- **DIRECTIONS**
The response should contain only those lines of the entries below that include the string "gains".

- **DATA TO EXAMINE**
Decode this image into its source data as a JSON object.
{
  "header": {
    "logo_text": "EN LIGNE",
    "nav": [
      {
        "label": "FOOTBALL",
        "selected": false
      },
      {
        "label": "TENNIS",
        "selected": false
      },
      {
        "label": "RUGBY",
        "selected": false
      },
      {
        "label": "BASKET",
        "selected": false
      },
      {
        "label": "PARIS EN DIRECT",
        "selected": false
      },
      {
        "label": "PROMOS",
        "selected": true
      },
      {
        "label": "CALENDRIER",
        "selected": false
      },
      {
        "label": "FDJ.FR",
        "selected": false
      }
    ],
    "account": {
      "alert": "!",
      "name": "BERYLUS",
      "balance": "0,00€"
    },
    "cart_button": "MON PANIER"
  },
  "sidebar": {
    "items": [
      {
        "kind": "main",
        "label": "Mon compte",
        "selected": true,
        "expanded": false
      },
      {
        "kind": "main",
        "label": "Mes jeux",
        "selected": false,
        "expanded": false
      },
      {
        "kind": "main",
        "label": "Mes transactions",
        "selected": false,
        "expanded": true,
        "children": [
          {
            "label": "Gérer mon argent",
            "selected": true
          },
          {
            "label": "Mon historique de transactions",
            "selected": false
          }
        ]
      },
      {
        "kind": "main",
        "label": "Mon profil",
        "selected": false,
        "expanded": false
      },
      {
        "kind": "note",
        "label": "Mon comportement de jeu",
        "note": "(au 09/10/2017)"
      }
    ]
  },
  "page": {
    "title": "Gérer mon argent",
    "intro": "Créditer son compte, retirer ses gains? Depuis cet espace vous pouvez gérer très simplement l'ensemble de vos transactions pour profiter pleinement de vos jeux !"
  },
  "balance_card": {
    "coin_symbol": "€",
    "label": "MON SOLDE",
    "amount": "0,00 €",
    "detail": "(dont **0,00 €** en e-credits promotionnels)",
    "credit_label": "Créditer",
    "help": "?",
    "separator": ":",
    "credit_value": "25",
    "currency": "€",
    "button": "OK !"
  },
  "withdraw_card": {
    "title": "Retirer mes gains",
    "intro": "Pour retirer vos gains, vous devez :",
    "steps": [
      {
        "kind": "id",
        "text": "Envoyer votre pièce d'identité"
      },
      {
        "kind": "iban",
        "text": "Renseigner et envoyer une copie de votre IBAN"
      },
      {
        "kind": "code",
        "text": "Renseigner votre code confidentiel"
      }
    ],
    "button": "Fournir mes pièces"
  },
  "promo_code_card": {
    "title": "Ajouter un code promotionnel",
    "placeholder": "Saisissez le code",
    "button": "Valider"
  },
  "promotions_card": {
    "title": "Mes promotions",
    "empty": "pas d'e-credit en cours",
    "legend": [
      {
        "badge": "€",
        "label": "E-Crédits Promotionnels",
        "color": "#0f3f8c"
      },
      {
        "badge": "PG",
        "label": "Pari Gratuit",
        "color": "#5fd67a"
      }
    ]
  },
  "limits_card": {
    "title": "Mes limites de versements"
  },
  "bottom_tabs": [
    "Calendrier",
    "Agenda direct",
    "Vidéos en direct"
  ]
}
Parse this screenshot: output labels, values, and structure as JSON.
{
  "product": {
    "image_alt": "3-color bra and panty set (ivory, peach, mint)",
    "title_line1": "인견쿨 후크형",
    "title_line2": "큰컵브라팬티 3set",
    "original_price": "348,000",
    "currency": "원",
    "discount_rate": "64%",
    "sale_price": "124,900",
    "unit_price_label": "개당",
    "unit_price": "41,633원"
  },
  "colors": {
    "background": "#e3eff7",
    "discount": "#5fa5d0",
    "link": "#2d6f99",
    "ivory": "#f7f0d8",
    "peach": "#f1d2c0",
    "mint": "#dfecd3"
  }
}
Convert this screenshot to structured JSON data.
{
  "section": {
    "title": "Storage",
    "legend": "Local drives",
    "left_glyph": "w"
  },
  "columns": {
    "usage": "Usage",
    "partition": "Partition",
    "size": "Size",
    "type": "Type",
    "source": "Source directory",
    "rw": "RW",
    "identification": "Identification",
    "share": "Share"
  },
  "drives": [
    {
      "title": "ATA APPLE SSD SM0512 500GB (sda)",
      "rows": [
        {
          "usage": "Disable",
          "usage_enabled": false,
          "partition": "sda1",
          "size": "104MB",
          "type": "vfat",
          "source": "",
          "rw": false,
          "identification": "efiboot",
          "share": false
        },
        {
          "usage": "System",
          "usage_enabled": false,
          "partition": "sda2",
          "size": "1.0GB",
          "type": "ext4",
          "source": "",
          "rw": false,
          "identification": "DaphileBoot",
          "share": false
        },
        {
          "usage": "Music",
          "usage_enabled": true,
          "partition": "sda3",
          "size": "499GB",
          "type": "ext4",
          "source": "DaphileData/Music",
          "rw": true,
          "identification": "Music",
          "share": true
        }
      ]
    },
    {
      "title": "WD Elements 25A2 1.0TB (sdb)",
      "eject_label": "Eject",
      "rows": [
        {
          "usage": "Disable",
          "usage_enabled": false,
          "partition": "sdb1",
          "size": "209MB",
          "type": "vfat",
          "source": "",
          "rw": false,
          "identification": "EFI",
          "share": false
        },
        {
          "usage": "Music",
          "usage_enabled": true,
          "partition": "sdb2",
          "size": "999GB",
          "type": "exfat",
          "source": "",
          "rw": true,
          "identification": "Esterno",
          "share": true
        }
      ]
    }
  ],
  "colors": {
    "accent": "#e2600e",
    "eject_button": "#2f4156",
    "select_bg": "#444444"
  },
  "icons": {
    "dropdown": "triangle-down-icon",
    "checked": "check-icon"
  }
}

- **ANSWER BOX**
    "intro": "Créditer son compte, retirer ses gains? Depuis cet espace vous pouvez gérer très simplement l'ensemble de vos transactions pour profiter pleinement de vos jeux !"
    "title": "Retirer mes gains",
    "intro": "Pour retirer vos gains, vous devez :",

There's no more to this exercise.